You sure can dance, Bruno Mars, but Lord, Lord have mercy. Please don’t let him seize now.

Good parts of the party: When the theme song to last year’s play came on (most of the kids knew it) — seeing Jack in the middle of the crowd next to the stars of the show. It was all just an innocent teenage mosh pit (but I eventually had to go grab him since he was smiling up to kids too close and they were turning away). And, during Uptown Funk, seeing Jack interact with the kids — a girl appeared with a stack of party hats. He got one — yes! He also got passed the mic at one point and said Break it down! into it. Yes!

Bad parts of the party: Me having to keep my eye on him/trail him for his safety. And me avoiding the mom whose dagger eyes she could not conceal. Ugh!

Last Sunday, it was all over. Abruptly. No more emails, no more schedules. We were wiped out. Emotionally and physically. I mean, we didn’t even go to swim team Sunday afternoon — that’s how shot we were.

Sometimes the contrast of what General Ed kids can do and what Jack can do is slammed up into my face. That’s what the cast party was for me.

I’m super proud of him. He did it — he put in the time, he learned it, acted the pirate parts. Maybe an overreach on my part, but an inclusion opportunity which is what I am always seeking. Now, we turn to summer.

Forget Worrying

We’re five days away from opening night and now I know — this kid’s got it.

During the performances, he won’t go off-script. When we talk about the importance of staying with his group/staying in his blocking spots, I know he gets it. 100%. It’s taken:

  • my belief in him
  • 2 teachers
  • 1 aide at rehearsals
  • 2 behavior therapists: 1 at rehearsals 2x a week, 1 masterminding a daily rewards strategy
  • 2 social stories
  • his grandma who made him pantaloons from thrift shop curtains
  • our amazing director who cast a special needs kid in the first place
  • the principal who made it possible — way back in August — by funding the aide

It’s taken a village? More like a small medieval farming community!

Characters! Dialogue! Scenes! Fairies! Pirates! I just can’t resist any of it.

We’re re-reading the script. It’s about our third time through, and he’s so into it. When it came home, it was like opening a Christmas present. Characters! Dialogue! Scenes! Fairies! Pirates! I just can’t resist any of it.

Now that he’s practiced his own scenes and watched the rest develop, he’s so alert to the reading. I can see the wheels turning in his head as he pictures it. I can almost see what he sees. I’m so happy for him. He’s so invested.

Tonight, the director will send his final email. The subject will be “Treasures of Neverland – Week 12!” It always comes on Sundays. I’m sure it will be “Full Cast” Monday – Thursday. Then Friday: opening night!

I can’t wait to hear about what makeup he should wear, what time to get him to school on performance nights and cast party info!
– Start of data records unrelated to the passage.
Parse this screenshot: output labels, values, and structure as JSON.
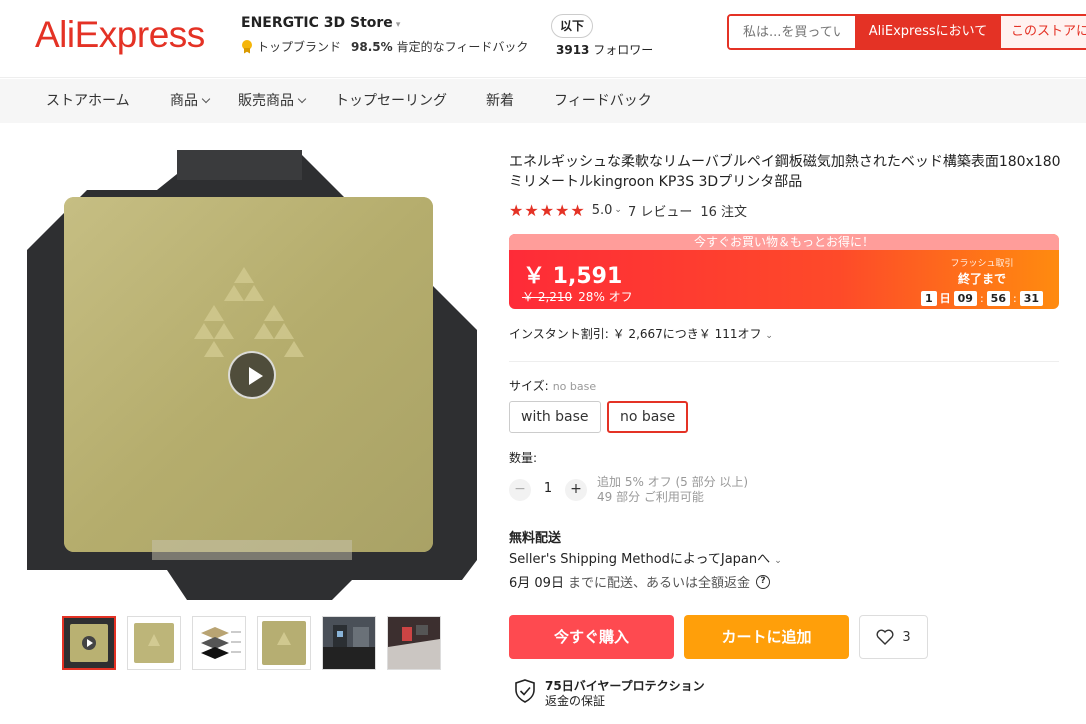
{
  "header": {
    "logo": "AliExpress",
    "store_name": "ENERGTIC 3D Store",
    "store_caret": "▾",
    "top_brand": "トップブランド",
    "feedback_pct": "98.5%",
    "feedback_label": "肯定的なフィードバック",
    "follow_button": "以下",
    "followers_count": "3913",
    "followers_label": "フォロワー",
    "search": {
      "placeholder": "私は...を買ってい",
      "in_aliexpress": "AliExpressにおいて",
      "in_store": "このストアに"
    }
  },
  "nav": {
    "items": [
      {
        "label": "ストアホーム",
        "has_dropdown": false
      },
      {
        "label": "商品",
        "has_dropdown": true
      },
      {
        "label": "販売商品",
        "has_dropdown": true
      },
      {
        "label": "トップセーリング",
        "has_dropdown": false
      },
      {
        "label": "新着",
        "has_dropdown": false
      },
      {
        "label": "フィードバック",
        "has_dropdown": false
      }
    ]
  },
  "product": {
    "title": "エネルギッシュな柔軟なリムーバブルペイ鋼板磁気加熱されたベッド構築表面180x180ミリメートルkingroon KP3S 3Dプリンタ部品",
    "rating": "5.0",
    "rating_chev": "⌄",
    "reviews": "7 レビュー",
    "orders": "16 注文",
    "price_banner": "今すぐお買い物＆もっとお得に！",
    "price": "￥ 1,591",
    "original_price": "￥ 2,210",
    "discount": "28% オフ",
    "flash_title": "フラッシュ取引",
    "flash_end": "終了まで",
    "timer": {
      "days": "1",
      "day_label": "日",
      "hours": "09",
      "minutes": "56",
      "seconds": "31"
    },
    "instant_discount": "インスタント割引: ￥ 2,667につき￥ 111オフ",
    "size_label": "サイズ:",
    "size_selected": "no base",
    "size_options": [
      "with base",
      "no base"
    ],
    "quantity_label": "数量:",
    "quantity": "1",
    "qty_minus": "−",
    "qty_plus": "+",
    "qty_note_1": "追加 5% オフ (5 部分 以上)",
    "qty_note_2": "49 部分 ご利用可能",
    "shipping_title": "無料配送",
    "shipping_method": "Seller's Shipping MethodによってJapanへ",
    "delivery_date": "6月 09日",
    "delivery_note": "までに配送、あるいは全額返金",
    "buy_now": "今すぐ購入",
    "add_to_cart": "カートに追加",
    "wishlist_count": "3",
    "protection_title": "75日バイヤープロテクション",
    "protection_sub": "返金の保証"
  },
  "colors": {
    "brand_red": "#e43225",
    "buy_red": "#fe4a50",
    "cart_orange": "#ff9f0a",
    "price_gradient_start": "#fe2b38",
    "price_gradient_end": "#ff8b0f"
  }
}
I know, I’m goofy. Family & friends are coming. I love the whole process. It’s creativity at its finest, isn’t it?

My money’s on Jack, boy-o. To Neverland!

For me, I will walk into that auditorium on Friday & Saturday night, dressed for the occasion and feel Zen about it instead of being a nervous wreck with a handicap. I’m not apologizing. I will feel proud that my kid, with his energy and all he can do, made it happen. For himself. He did the work, he learned the lines.

My money’s on Jack, boy-o. To Neverland!